→ **Work to be completed**: Looking at the records below, please say how many lines contain the word "value", as a bare number.

*** Opening Entries provided ***

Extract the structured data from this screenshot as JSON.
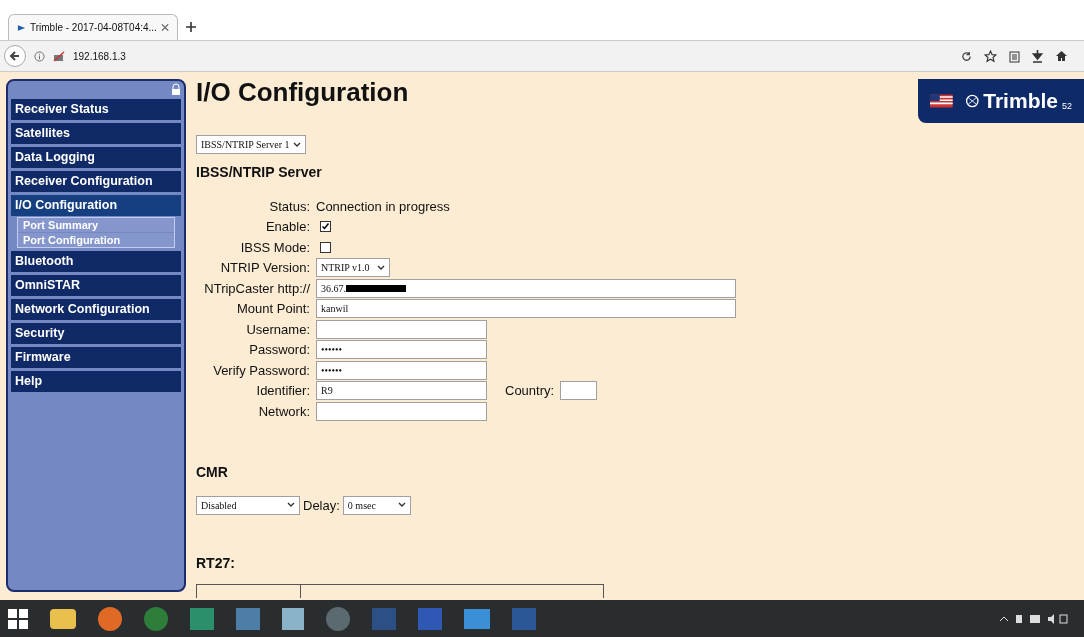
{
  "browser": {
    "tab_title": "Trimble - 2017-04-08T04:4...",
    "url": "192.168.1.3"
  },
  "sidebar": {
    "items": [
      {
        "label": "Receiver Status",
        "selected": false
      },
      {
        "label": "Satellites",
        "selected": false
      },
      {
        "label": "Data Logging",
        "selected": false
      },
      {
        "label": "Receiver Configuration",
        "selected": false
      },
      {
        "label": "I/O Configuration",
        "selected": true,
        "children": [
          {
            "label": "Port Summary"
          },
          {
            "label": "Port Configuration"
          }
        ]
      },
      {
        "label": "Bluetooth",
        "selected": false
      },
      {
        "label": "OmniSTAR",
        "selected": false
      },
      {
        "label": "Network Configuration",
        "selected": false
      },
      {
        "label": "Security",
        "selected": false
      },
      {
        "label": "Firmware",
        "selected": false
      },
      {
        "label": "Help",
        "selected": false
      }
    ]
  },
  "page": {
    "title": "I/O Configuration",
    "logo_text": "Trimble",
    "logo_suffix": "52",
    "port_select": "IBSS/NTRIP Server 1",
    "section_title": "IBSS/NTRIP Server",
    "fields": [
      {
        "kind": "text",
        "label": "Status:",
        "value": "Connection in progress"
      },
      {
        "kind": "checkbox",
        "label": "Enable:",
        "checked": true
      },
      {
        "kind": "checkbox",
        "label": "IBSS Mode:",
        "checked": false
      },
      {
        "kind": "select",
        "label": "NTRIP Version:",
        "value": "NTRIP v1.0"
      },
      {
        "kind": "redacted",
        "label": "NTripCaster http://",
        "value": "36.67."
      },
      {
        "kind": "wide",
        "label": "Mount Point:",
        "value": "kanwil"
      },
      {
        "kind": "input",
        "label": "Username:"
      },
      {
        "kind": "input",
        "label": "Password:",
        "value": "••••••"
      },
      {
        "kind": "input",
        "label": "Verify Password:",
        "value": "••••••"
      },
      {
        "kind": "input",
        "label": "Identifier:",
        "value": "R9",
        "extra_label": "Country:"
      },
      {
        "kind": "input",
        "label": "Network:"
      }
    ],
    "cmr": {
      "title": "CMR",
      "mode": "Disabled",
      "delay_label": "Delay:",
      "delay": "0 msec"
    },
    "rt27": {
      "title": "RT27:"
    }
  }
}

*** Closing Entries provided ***

→ **Your solution**: 7